Foodstuffs prices at some major markets in Accra are expected to stabilise by end of January as customers are still recovering from expenditures incurred during the Christmas.
A weekly market survey conducted by the Ghana News Agency at some markets revealed that prices of most staple food such as yam, cassava, plantain, onions, tomatoes, corn and cassava dough, maize, beans, rice, gari, among others are experiencing price instability.
At the Kantamanto Market GNA observed that, three tubers of yam which used to be sold at GHC10.00 is now GHC20. 00; a bunch of plantain which used to be sold at GHC18.00 now goes for GHC25.00.
The prices of beans has dropped from GHC180.00 per bag to GHC170.00, groundnut paste prices has also decreasedds marginally from GHC7.00 per tin to GHC6.50.
At the CMB market Madam Akua Afriyie a plantain seller told the GNA, that plantain is currently cheaper because it is in season however prices varies.

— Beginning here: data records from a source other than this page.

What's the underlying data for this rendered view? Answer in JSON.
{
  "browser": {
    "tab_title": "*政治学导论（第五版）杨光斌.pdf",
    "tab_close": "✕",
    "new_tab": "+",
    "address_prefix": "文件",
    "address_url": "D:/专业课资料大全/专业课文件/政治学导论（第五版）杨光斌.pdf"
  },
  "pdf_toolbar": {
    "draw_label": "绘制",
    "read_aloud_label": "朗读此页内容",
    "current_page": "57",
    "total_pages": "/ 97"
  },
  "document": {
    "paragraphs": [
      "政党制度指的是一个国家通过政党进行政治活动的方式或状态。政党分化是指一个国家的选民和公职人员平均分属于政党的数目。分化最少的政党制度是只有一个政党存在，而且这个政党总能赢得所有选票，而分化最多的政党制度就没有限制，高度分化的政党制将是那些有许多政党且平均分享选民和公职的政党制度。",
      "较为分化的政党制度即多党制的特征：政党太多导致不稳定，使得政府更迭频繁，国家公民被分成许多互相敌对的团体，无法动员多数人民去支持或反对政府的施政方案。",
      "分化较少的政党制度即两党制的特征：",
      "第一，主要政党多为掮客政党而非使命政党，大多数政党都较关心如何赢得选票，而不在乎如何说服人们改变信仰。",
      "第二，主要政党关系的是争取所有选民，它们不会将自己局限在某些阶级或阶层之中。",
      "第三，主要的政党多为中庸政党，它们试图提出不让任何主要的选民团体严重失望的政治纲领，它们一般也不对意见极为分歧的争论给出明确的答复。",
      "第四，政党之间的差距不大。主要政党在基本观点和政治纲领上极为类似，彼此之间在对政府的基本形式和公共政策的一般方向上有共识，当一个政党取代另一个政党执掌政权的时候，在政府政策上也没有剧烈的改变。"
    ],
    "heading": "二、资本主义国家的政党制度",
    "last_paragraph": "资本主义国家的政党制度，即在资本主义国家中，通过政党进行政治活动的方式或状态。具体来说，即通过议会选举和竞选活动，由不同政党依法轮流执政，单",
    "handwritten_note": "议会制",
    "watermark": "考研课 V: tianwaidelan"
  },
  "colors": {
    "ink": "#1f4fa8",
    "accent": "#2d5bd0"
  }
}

A bunch of plantain which was sold between GHC12.00 and GHC15.00 is now sold for GHC5.00.
Three medium size tubers of ‘Puna’ yam is sold at GHC12.00 and four medium size tubers of ‘Araba’ yam is sold at GHC10.00; while a paint bucket corn dough is sold at GHC15.00 instead of GHc20.
Maa Yaa Kodjo a Garden Eggs seller stated; “I have been in this business for four years but the market trend has changed, a sack of garden eggs which was sold at GHC40.00 is now GHC60.00, but these prices will fall soon when in season”.
At the Agbogbloshi market, Madam Deide Mensah known as ‘one dollar’ and Madam Janet Ofori, tomatoes traders told the GNA that the price of the tomatoes have dropped from GHC450.00 to GHC400.00 a box.
A sack of onion goes for GHC400.00 and seven pieces being sold for GHC5.00; 100 tubers of yam (pona) goes for GHC550.00, a big size tuber at GHC6.00 and three tubers (small sizes) went for GHC10.00.
A sack of cassava is sold between GHC40.00 and GHC100.00, depending on the sizes, with four pieces (big sizes) and four tubers (small sizes) sold at GHC5.00 and GHC2.00 respectively.
A bunch of ‘apem’ and ‘apentu” were priced at GHC10.00 each; cereals and grains such as beans, maize, millet, rice and sorghum had also witnessed some fluctuations in their prices in recent days, according Mrs. Fusena Alhassan, Mrs. Beauty Barusu and Madam Christiana Ofosu.
A sack of beans was sold between GHC700.00 and GHC750.00 while an ‘olonka’ went for GHC3.00, a sack of sorghum and millet is between GHC350.00 and GHC400.00. An ‘olonka’ of sorghum and millet was pegged at GHC8.00.
An ‘olonka’ of maize (yellow corn) was sold at GHC6.00 and GHC5.00 for the ‘aburo Ghana’; a sack sold between GHC230.00 and GHC250.00; A 5kg bag of perfumed rice was pegged at GHC25.00 for the low in quality which the high quality sold between Ghc35 to GHc56.00.
A sack of Gari went for GHC300.00; and ‘olonka’ for GHC5.00 whilst Groundnut went for GHC500.00 for the small sack and GHC800.00 for the big sack with the groundnut paste sold for GHC40.00 per ‘olonka’ and a small paint rubber of corn dough went for GHC10.00.
At the Adabraka Market GNA observed that a sack of onion which was sold at GHC700.00 now goes for GHC550.00; Olonka of beans was pegged at GHC10.00; a bucket of Tomatoes at GHC20.00; a sack of Cassava was sold between GHC100.00 and GHC120.00 whilst three or four tubers is sold between GHC2.00 and GHC5.00.
At the Madina Market, Madam Akosua Nyamekye a trader told the GNA that prices have been unstable after the Christmas festivities.
Other markets visited includes; the Tudu, Tema Station, Dansoman, Odorkor, Achimota, Nungua, Tuesday Market, Kaneshie, Kantamanto, Makola, and CMB.